Ferment at the lower end of the yeast suggested temperature.

If you had a gun to my head, I would say taking care of your yeast is most important. Pitch the proper amount (make a starter) and keep your fermentation temps in the low-mid part of the range.

Although I don’t recall anyone giving me this advice, I would add: enjoy the process and don’t freak out if something doesn’t go the way you think it should.

Now, my experience tells me that adding some pixie wings to the mash, then dry winging them in the keg, works the best.

My favorite piece of equipment…my JSP Maltmill baby!
I also really love my brix refractometer.

Of course following Denny’s plans for my MLT was genius too… :smiley:

Although there is not really “one thing” per se, there usually is something that causes your brewing experience to plateau and then once identified it makes the hobby so much more enjoyable. Here’s two from personal experience.

For the extract brewer struggling with why his beer doesn’t similar to commercial beers: Full wort boil. For the AG brewer wondering the same: pH monitoring with emphasis on pre boil pH.
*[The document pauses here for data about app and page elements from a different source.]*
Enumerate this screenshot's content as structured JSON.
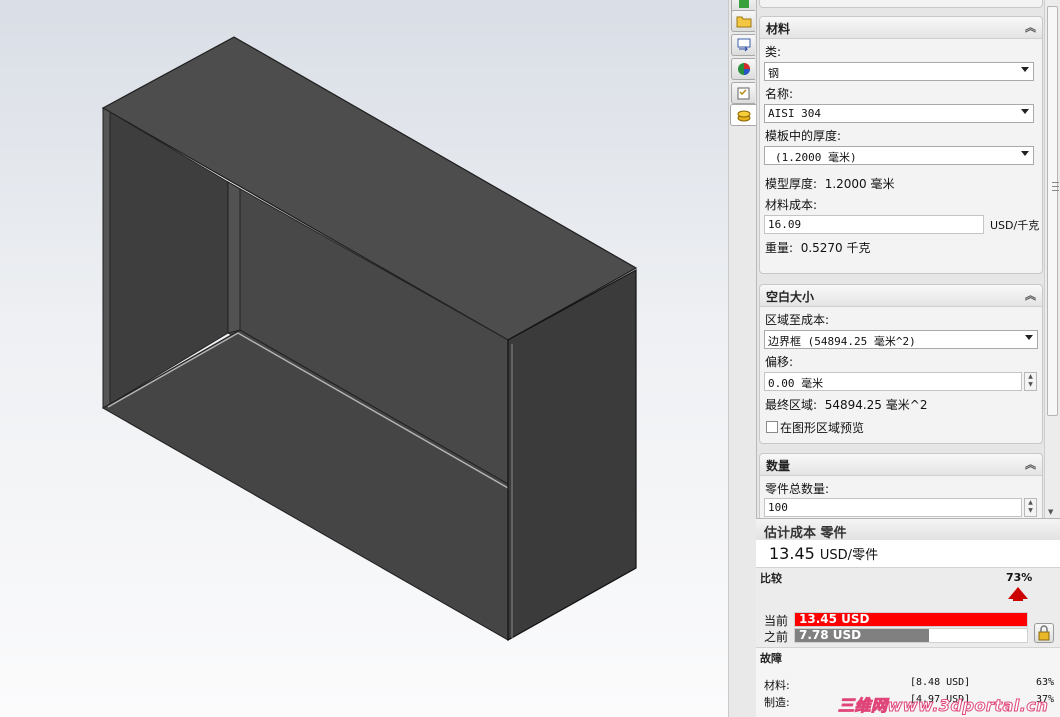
{
  "material": {
    "title": "材料",
    "class_label": "类:",
    "class_value": "钢",
    "name_label": "名称:",
    "name_value": "AISI 304",
    "template_thickness_label": "模板中的厚度:",
    "template_thickness_value": "(1.2000 毫米)",
    "model_thickness_label": "模型厚度:",
    "model_thickness_value": "1.2000 毫米",
    "cost_label": "材料成本:",
    "cost_value": "16.09",
    "cost_unit": "USD/千克",
    "weight_label": "重量:",
    "weight_value": "0.5270 千克"
  },
  "blank": {
    "title": "空白大小",
    "area_label": "区域至成本:",
    "area_value": "边界框 (54894.25 毫米^2)",
    "offset_label": "偏移:",
    "offset_value": "0.00 毫米",
    "final_area_label": "最终区域:",
    "final_area_value": "54894.25 毫米^2",
    "preview_label": "在图形区域预览"
  },
  "quantity": {
    "title": "数量",
    "total_label": "零件总数量:",
    "total_value": "100"
  },
  "estimate": {
    "title": "估计成本 零件",
    "value": "13.45",
    "unit": "USD/零件"
  },
  "compare": {
    "title": "比较",
    "percent": "73%",
    "current_label": "当前",
    "current_value": "13.45 USD",
    "current_fraction": 1.0,
    "previous_label": "之前",
    "previous_value": "7.78 USD",
    "previous_fraction": 0.578,
    "current_color": "#ff0000",
    "previous_color": "#808080"
  },
  "breakdown": {
    "title": "故障",
    "rows": [
      {
        "label": "材料:",
        "value": "[8.48 USD]",
        "percent": "63%"
      },
      {
        "label": "制造:",
        "value": "[4.97 USD]",
        "percent": "37%"
      }
    ]
  },
  "watermark": "三维网www.3dportal.cn",
  "icons": [
    "green-tab-icon",
    "folder-icon",
    "display-manager-icon",
    "appearance-icon",
    "checklist-icon",
    "costing-coins-icon",
    "lock-icon"
  ],
  "colors": {
    "part_dark": "#3f3f3f",
    "part_face": "#4a4a4a",
    "panel_bg": "#e6e6e6"
  }
}
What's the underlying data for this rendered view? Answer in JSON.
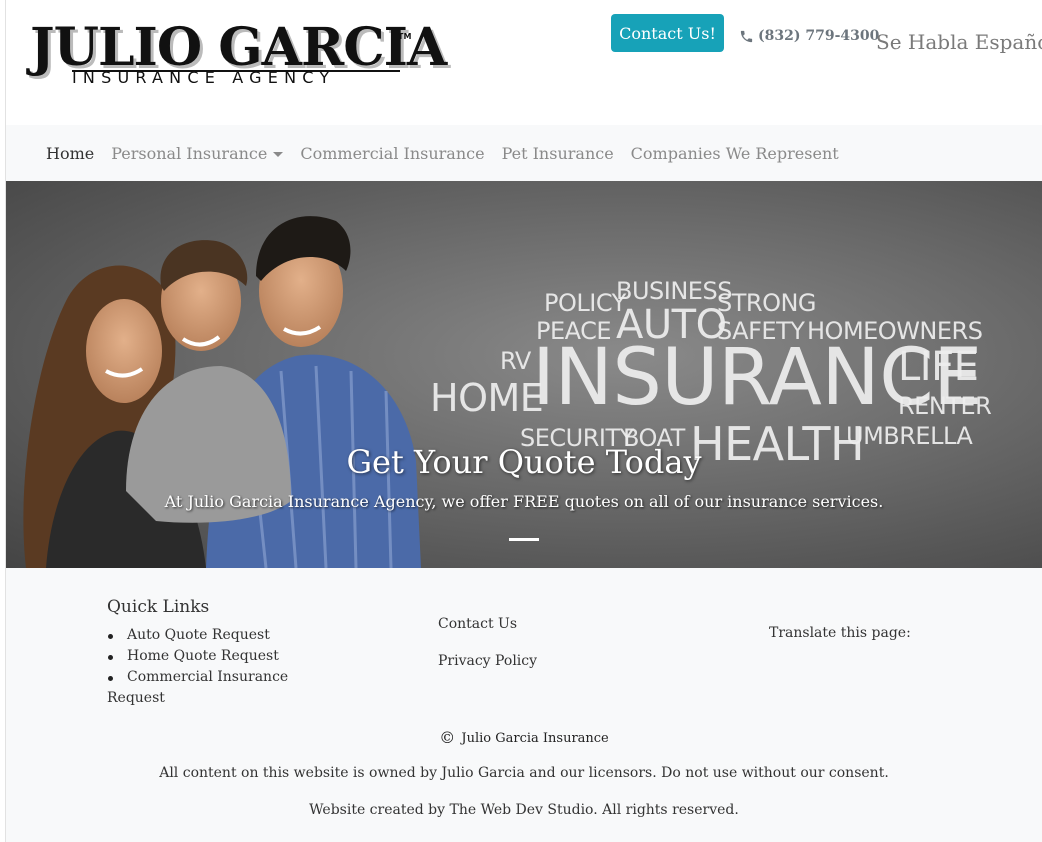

Personally, I think yeast starters are overrated… It’s good advice, but a starter is not going to be the “one thing” that will fix a poor brewing session.

I raise pixies and feed them nothing but organics and harvest only the best of a small mount wings in the morning… Not even in the same ballpark of commercial pixie wings… Mmmm. Keg fresh winging…

  • PBW to Clean/Star San to sanitize (don’t rinse). Sanitation is #1. Poor sanitation = Bad beer (always)
  • Control Fermentation temps. High temps = bad beer (usually).
  • Yeast starters/yeast health/nutrients/oxygen
  • All grain - Water matters
  • Time - give your beer time in the fermenter and don’t be in a hurry.
  • Brew often - helps with ^^^^^, and it helps to keep your equipment clean and ready.
  • Stick to recipes, rebrew beers, learn to be consistent before going crazy, change small things.
  • Read, Learn, Forums, etc.